It follows that it is unjust to expect a pregnant woman or girl to undertake the special burden of continuing a pregnancy and enduring childbirth at the risk to her life, health or well-being in the interests of a very underdeveloped embryo or foetus when we demand far less of parents in relation to born children.
Over the past 50 years, the UK, our other European neighbours and the US have debated the rights and wrongs of abortion, but they have not reached a moral consensus about it.
Instead, most of them have arrived at a political compromise that tries to meet at least some of the deeply-felt concerns of those who disagree about the ethical nature of the problem of abortion: they recognise the right of a pregnant woman to have a legal abortion in the early stages of pregnancy, but limit access to abortion thereafter.

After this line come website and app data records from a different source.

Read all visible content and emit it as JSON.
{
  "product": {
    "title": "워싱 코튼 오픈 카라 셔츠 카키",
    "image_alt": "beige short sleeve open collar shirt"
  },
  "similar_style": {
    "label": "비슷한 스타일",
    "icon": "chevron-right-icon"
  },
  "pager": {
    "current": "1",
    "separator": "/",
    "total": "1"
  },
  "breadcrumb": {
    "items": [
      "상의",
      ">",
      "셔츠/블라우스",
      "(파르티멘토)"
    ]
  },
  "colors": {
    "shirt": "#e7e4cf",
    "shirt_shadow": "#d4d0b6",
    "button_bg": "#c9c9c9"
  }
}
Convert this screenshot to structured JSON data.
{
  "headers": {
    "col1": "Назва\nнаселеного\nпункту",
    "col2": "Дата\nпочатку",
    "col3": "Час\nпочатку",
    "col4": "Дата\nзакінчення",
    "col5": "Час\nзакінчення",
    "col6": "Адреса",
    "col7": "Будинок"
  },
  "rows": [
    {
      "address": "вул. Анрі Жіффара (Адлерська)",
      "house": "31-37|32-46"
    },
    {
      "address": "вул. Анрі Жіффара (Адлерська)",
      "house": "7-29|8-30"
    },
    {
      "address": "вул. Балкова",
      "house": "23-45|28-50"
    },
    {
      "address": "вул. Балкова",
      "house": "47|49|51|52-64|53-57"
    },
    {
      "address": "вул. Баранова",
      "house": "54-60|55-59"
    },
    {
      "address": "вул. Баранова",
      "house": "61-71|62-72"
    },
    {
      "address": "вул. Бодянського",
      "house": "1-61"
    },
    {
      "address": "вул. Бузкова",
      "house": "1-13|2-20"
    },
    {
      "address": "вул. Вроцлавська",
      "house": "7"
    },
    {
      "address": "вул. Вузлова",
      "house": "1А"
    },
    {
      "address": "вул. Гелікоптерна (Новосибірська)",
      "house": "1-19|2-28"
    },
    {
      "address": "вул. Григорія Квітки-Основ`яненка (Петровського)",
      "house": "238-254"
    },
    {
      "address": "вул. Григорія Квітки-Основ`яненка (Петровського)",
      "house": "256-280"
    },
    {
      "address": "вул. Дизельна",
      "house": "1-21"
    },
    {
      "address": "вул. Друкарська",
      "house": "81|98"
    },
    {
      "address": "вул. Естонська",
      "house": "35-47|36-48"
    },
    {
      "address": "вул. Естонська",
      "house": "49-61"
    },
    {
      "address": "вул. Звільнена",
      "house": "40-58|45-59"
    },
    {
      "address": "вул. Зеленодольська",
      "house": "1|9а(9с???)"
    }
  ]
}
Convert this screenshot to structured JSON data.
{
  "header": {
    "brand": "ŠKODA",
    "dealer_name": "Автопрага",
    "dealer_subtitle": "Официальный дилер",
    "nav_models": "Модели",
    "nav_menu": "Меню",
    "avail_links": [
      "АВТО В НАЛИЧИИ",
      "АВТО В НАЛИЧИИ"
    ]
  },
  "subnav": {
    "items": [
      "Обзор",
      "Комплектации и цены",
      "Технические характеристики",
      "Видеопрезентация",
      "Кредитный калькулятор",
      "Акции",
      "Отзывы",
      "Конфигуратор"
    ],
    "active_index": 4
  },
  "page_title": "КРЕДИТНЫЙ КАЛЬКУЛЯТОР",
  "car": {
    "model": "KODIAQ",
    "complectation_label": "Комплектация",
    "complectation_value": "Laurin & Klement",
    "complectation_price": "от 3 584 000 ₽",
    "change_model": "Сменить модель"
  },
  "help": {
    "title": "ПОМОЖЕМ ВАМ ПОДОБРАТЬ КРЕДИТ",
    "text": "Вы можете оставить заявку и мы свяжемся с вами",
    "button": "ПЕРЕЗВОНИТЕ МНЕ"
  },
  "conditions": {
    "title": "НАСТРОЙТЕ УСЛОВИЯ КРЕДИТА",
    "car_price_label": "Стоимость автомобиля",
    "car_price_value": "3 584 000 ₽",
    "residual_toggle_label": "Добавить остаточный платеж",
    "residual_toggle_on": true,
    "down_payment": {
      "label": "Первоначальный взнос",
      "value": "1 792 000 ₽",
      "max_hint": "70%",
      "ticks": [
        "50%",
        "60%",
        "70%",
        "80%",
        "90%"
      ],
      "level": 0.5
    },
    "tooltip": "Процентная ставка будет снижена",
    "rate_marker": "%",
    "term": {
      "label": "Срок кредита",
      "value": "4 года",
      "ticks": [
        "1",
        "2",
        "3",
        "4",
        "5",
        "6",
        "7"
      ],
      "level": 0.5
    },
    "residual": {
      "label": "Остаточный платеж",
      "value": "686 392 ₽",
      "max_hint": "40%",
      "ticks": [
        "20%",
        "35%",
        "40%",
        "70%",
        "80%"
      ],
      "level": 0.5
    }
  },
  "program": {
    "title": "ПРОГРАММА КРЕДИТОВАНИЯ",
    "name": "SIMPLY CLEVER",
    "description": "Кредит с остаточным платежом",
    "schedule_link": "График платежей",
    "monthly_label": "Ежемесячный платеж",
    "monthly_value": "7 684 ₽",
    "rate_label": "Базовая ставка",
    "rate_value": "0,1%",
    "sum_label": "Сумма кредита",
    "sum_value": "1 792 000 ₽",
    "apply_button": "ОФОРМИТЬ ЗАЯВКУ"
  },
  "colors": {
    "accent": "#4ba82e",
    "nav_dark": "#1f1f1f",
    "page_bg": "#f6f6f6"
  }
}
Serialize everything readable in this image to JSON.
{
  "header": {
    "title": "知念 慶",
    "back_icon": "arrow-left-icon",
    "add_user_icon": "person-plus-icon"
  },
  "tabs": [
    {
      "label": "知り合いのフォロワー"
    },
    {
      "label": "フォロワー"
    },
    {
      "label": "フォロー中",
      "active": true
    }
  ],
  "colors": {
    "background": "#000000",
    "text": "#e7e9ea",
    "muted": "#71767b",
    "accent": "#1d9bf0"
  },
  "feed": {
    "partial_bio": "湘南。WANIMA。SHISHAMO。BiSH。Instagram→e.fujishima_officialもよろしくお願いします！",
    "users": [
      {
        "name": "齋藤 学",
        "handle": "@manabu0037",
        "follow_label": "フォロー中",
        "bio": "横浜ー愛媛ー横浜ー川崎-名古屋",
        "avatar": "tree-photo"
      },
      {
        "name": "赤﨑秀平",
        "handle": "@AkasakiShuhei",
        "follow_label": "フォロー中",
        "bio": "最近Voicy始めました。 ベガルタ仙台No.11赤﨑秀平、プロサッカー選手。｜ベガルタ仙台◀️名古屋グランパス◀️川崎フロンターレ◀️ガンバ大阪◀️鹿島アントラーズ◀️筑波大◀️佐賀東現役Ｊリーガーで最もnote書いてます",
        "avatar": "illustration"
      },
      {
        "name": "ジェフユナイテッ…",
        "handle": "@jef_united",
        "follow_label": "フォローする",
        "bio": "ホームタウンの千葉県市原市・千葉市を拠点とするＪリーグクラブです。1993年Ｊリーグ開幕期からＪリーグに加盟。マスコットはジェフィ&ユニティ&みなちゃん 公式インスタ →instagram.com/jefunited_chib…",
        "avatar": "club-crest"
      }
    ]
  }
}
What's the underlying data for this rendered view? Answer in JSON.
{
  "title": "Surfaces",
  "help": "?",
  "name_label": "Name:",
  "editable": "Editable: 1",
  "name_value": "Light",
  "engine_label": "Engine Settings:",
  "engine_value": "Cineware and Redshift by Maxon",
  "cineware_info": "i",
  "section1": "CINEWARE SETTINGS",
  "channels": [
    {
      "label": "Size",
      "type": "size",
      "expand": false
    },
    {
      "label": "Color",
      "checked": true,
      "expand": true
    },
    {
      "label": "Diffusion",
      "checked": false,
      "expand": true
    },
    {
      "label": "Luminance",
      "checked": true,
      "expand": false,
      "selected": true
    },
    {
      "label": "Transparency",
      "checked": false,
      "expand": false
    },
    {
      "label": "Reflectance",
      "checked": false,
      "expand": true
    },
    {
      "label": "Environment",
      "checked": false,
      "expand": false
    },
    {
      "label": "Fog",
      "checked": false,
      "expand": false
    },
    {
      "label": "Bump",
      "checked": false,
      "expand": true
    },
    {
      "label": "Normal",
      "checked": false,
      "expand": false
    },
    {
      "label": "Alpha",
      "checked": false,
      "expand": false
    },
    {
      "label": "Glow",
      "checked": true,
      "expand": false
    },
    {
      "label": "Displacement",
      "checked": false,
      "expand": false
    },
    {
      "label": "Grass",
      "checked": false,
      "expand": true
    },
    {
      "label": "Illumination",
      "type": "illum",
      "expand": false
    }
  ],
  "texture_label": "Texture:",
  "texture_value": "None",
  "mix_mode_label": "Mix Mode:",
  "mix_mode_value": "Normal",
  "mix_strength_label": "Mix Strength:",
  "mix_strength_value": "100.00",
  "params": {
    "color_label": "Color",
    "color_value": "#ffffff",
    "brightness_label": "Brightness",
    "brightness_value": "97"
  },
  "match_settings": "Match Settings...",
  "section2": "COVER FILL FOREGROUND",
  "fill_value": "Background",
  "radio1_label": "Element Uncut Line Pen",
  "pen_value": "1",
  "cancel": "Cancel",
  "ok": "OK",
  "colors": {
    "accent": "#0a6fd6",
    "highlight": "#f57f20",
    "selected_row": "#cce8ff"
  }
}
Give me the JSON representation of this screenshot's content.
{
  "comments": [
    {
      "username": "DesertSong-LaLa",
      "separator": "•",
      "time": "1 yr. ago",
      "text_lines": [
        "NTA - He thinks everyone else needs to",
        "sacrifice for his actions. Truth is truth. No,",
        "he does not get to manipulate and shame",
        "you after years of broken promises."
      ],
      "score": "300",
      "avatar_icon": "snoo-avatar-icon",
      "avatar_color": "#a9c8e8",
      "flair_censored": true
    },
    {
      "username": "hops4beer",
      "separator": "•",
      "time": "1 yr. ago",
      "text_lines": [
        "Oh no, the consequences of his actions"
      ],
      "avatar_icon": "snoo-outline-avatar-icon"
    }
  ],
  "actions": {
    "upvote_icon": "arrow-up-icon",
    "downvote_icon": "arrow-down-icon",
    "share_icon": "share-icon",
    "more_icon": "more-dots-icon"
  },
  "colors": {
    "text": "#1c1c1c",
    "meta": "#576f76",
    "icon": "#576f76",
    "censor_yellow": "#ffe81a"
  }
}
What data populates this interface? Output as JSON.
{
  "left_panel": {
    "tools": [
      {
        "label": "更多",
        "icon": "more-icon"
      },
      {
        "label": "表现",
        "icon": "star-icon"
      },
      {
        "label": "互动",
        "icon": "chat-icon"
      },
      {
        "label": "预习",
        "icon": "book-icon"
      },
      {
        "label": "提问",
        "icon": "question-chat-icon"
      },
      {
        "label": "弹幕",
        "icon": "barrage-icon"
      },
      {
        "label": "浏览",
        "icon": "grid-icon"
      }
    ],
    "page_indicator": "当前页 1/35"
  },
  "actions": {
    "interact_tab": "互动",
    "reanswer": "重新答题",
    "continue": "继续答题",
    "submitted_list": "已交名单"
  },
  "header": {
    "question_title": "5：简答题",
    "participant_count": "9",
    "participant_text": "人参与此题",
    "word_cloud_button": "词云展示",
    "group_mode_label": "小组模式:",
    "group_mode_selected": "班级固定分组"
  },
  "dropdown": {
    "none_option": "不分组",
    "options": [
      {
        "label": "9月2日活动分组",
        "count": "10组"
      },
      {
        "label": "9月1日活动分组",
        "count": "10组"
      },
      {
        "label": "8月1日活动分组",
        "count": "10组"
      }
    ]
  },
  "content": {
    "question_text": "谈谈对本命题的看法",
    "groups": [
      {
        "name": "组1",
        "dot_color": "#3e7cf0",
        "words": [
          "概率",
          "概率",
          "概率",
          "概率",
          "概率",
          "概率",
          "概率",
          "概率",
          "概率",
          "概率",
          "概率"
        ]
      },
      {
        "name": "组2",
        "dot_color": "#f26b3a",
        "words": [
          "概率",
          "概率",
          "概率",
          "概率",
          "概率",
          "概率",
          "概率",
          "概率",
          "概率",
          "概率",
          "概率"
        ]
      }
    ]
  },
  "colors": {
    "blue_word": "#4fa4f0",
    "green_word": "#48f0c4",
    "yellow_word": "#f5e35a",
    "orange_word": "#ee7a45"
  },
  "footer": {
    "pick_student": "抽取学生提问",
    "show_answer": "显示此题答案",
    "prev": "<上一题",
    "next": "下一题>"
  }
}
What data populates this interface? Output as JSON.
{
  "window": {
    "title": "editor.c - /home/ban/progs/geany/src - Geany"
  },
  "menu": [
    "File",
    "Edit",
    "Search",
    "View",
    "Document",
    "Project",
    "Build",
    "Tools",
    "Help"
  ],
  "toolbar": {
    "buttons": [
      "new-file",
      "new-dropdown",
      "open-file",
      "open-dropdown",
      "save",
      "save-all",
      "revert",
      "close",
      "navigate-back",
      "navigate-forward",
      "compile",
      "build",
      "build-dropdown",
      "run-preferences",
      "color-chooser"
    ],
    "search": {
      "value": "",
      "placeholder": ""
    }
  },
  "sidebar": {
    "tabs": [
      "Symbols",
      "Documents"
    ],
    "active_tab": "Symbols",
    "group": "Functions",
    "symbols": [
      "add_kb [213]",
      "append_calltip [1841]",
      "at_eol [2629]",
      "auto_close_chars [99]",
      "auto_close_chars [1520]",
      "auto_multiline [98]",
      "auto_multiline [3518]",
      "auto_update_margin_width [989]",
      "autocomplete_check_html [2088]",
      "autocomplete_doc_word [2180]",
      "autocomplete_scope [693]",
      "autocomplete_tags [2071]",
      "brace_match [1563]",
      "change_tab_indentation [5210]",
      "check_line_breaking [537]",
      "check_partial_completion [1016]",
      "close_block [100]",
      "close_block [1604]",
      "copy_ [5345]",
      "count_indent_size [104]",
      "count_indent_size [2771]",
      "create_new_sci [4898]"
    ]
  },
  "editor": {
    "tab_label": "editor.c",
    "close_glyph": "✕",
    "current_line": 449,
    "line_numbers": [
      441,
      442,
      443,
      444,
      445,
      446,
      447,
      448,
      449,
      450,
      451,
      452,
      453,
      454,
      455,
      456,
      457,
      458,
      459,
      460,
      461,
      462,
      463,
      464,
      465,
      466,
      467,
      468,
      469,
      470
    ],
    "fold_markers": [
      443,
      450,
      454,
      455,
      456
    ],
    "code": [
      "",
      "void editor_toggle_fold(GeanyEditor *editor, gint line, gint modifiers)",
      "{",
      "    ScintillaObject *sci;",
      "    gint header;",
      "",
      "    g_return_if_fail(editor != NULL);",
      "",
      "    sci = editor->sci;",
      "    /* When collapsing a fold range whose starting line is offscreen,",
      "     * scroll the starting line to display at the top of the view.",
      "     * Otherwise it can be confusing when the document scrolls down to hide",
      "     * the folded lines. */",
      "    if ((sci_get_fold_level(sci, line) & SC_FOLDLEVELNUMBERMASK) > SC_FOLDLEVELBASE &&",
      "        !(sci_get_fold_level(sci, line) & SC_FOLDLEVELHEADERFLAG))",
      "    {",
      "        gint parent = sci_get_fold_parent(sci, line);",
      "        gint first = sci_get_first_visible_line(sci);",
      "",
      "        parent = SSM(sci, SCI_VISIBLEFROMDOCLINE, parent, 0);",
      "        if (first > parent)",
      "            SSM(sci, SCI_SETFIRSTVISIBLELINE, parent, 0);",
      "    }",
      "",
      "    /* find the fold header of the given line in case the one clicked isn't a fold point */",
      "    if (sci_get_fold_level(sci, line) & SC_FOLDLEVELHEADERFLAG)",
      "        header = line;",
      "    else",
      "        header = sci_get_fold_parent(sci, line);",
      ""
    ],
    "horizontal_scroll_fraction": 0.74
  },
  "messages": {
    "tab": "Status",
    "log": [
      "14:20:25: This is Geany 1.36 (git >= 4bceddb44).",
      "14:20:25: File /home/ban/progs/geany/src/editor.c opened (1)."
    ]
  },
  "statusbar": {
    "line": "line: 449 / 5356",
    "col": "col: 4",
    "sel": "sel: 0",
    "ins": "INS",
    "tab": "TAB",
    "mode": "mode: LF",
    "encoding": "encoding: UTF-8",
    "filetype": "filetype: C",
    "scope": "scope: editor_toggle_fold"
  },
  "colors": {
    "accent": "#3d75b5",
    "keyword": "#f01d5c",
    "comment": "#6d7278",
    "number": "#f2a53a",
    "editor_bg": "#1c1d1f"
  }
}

Ireland has also engaged in divisive and bitter debates on abortion. However, the legislative outcome - the Eighth Amendment - is not a compromise.
It represents a highly contested and one-sided account of the moral standing of the embryo or foetus, and the operation of this view in legislation and clinical practice places the health, lives and wellbeing of pregnant women and girls in jeopardy.
In addition, it requires of them a self-sacrifice that is unreasonable and unjust. To repeal the Eighth Amendment, however, is to recognise that there is genuine moral uncertainty about abortion among sincere and reasonable people, and this means that we should hesitate before imposing our views on those with whom we disagree.
Repealing the Eighth Amendment will also mean that we can negotiate a political compromise that recognises the rights of pregnant women and girls to make a judgement in relation to the morally right thing to do in their circumstances while, at the same time, improving those circumstances so that pregnancy, childbirth and child-rearing can happen in a community that is safe, supportive and inclusive.
Dr Joan McCarthy, Lecturer in Healthcare Ethics at UCC addressed the Citizens’ Assembly last year. This article was written by her in conjunction with Dr Katherine O’Donnell, Associate Professor in Philosophy, UCD and Dr Louise Campbell, Lecturer in medical ethics, National University of Ireland, Galway.